#### What to work on:
A single figure is required: the number of lines below that contain "subtitle".

(Dataset rows describing interfaces)
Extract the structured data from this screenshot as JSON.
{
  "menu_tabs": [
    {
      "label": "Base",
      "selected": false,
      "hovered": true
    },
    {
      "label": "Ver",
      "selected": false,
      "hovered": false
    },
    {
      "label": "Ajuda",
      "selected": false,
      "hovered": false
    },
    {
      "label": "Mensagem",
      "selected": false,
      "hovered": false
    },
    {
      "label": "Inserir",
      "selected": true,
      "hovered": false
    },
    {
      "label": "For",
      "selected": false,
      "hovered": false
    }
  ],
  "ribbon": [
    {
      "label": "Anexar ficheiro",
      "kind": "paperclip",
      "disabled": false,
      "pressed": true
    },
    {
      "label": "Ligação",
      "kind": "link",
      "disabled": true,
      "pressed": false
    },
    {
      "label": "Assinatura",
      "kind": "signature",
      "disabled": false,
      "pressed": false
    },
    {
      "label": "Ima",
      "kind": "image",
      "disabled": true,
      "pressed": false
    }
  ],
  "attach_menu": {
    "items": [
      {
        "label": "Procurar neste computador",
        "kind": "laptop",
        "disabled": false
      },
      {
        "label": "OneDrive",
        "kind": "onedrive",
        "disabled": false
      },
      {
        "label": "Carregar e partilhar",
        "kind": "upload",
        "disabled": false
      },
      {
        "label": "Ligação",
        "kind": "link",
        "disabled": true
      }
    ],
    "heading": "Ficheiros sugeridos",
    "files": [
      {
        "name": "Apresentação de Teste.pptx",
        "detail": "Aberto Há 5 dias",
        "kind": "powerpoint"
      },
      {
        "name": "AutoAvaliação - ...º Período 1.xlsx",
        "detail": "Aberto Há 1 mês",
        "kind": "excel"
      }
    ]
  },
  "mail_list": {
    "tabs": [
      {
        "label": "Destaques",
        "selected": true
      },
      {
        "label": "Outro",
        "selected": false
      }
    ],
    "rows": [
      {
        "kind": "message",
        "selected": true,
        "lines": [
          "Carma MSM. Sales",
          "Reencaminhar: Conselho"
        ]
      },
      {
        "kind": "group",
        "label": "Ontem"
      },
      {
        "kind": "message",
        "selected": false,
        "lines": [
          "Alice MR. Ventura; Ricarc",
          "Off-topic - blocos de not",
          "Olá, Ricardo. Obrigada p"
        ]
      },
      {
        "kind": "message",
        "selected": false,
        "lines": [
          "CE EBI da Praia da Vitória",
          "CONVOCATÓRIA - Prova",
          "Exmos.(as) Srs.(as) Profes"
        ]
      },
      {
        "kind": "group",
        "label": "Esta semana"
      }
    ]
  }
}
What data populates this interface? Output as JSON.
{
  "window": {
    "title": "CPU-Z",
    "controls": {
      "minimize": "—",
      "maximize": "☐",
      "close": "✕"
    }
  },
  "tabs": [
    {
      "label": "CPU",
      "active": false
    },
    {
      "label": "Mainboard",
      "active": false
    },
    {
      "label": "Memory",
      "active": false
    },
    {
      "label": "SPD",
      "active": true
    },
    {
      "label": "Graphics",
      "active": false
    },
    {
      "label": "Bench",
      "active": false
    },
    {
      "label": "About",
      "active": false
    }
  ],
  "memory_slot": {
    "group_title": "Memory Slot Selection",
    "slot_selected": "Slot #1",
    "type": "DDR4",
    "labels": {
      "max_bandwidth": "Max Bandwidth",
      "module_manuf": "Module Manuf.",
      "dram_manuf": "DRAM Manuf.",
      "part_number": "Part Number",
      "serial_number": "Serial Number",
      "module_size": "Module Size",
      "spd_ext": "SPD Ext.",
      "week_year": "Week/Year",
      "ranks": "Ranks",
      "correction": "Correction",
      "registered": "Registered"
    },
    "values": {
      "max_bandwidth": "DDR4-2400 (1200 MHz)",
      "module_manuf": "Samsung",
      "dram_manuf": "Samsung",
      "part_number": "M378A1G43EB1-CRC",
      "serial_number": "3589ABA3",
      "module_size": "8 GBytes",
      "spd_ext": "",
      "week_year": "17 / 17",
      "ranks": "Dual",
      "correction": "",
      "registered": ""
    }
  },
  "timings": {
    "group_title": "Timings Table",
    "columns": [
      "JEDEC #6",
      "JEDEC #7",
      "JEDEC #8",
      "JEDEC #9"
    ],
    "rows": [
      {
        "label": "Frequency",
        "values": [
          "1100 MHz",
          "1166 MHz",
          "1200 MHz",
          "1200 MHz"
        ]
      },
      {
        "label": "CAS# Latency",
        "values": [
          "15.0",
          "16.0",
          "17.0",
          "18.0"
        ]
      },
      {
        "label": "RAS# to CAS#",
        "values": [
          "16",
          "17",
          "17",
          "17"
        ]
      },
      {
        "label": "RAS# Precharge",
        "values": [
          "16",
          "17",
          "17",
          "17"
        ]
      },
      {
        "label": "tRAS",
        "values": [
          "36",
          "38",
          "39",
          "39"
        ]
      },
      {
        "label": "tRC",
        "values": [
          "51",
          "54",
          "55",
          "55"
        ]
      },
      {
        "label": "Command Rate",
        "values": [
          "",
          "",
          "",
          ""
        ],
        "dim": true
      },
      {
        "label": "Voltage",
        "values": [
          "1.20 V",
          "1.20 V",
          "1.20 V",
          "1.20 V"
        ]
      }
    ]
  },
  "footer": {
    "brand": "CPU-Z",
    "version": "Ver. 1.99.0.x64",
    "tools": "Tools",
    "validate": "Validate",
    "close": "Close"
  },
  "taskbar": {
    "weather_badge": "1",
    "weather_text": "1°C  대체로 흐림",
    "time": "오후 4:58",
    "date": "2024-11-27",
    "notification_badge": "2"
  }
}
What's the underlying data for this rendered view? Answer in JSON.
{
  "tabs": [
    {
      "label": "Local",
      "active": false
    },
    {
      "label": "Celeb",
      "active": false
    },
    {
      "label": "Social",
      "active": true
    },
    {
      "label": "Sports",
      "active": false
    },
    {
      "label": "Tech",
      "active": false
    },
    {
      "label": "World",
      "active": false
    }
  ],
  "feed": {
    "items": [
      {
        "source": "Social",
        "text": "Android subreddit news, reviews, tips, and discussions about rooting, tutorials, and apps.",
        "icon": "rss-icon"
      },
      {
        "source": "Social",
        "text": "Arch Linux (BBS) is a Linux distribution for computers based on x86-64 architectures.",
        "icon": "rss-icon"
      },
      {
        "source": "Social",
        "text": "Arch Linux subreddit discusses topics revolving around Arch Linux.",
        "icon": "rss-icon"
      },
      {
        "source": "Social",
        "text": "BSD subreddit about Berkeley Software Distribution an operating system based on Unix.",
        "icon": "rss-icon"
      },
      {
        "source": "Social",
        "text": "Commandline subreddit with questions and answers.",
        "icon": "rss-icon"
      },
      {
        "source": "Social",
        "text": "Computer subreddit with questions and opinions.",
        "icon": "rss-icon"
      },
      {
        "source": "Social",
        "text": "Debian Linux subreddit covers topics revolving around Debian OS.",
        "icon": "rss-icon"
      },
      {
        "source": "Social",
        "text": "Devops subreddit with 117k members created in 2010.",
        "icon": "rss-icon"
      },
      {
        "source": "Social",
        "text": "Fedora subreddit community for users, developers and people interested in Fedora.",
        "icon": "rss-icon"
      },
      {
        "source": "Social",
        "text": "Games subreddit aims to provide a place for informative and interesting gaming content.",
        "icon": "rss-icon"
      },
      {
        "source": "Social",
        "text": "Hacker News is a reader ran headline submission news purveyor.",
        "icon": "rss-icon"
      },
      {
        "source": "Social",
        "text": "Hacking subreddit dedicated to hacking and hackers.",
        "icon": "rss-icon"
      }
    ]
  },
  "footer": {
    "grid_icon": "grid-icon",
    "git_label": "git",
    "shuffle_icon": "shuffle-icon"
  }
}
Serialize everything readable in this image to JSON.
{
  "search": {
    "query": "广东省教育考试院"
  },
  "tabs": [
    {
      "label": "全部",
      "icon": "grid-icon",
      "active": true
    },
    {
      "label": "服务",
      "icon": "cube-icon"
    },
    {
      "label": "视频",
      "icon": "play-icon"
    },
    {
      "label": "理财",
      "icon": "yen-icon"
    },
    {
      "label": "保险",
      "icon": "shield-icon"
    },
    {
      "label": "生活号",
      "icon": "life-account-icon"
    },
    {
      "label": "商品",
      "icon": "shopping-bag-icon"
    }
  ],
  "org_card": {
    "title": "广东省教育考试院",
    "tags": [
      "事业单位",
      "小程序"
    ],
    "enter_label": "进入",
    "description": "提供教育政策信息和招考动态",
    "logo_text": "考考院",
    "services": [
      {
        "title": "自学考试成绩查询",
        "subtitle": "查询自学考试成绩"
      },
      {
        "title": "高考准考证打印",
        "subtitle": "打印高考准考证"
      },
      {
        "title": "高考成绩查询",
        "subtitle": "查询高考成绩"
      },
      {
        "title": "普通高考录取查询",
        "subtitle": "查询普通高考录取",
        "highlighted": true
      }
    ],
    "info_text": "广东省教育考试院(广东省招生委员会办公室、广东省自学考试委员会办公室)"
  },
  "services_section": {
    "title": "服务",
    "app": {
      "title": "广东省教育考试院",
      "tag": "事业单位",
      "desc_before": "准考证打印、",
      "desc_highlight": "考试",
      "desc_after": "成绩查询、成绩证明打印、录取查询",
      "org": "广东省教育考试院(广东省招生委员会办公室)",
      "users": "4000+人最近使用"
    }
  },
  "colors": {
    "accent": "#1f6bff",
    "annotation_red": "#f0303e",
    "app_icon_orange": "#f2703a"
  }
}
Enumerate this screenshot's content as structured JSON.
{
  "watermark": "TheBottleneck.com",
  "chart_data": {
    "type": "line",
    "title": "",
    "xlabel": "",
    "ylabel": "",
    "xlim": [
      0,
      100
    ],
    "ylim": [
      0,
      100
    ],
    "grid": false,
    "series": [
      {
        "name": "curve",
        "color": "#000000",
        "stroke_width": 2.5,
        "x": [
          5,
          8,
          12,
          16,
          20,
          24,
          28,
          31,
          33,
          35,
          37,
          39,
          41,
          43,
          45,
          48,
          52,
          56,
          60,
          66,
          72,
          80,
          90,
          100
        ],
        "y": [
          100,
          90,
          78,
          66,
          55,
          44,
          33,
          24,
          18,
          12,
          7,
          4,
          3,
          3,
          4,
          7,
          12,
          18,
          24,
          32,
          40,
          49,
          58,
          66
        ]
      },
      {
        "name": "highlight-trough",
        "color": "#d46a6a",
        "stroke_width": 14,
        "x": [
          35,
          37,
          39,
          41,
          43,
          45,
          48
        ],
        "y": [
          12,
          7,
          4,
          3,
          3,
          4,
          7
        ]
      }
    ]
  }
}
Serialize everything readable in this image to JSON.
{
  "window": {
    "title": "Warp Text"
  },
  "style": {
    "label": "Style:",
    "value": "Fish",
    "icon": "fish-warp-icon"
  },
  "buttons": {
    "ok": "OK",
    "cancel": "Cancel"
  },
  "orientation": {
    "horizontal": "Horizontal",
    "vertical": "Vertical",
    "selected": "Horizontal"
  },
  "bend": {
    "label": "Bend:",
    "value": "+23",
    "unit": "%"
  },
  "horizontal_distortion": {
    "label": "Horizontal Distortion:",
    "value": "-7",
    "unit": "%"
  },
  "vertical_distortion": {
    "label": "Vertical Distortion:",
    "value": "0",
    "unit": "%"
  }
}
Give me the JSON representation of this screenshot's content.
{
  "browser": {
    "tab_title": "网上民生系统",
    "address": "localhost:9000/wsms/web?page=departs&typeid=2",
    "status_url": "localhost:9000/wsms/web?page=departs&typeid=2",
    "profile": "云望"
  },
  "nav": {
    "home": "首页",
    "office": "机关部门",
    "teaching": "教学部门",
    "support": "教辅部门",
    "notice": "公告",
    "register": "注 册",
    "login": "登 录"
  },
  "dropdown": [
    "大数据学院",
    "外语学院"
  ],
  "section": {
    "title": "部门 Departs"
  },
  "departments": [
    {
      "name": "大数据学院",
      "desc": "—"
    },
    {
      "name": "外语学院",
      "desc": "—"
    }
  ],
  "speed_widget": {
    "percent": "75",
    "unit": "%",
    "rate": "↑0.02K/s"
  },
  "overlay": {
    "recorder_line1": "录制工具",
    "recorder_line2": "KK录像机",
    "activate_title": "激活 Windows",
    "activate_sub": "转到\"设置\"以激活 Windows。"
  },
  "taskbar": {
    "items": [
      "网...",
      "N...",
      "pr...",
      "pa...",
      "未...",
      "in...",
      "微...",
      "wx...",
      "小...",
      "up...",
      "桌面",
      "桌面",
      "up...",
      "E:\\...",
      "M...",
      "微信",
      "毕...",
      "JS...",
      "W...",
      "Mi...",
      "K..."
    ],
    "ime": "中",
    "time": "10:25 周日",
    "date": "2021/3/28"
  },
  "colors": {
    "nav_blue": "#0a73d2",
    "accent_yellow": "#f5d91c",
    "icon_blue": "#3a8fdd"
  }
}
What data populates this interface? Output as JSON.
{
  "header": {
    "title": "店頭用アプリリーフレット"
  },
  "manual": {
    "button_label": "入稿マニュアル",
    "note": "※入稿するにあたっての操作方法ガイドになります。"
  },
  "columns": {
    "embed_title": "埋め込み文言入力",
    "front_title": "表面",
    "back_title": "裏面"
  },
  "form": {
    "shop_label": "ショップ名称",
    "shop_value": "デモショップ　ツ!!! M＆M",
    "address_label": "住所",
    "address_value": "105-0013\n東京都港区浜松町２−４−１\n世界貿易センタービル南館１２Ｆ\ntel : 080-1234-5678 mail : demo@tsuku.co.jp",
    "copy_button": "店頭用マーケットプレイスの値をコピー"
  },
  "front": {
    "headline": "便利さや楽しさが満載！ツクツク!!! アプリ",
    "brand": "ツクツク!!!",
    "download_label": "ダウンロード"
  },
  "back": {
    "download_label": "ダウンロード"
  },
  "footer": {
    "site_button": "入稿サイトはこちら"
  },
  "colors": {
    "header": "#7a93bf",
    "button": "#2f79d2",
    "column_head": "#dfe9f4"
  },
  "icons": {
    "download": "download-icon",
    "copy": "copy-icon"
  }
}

#### Solved problem:
4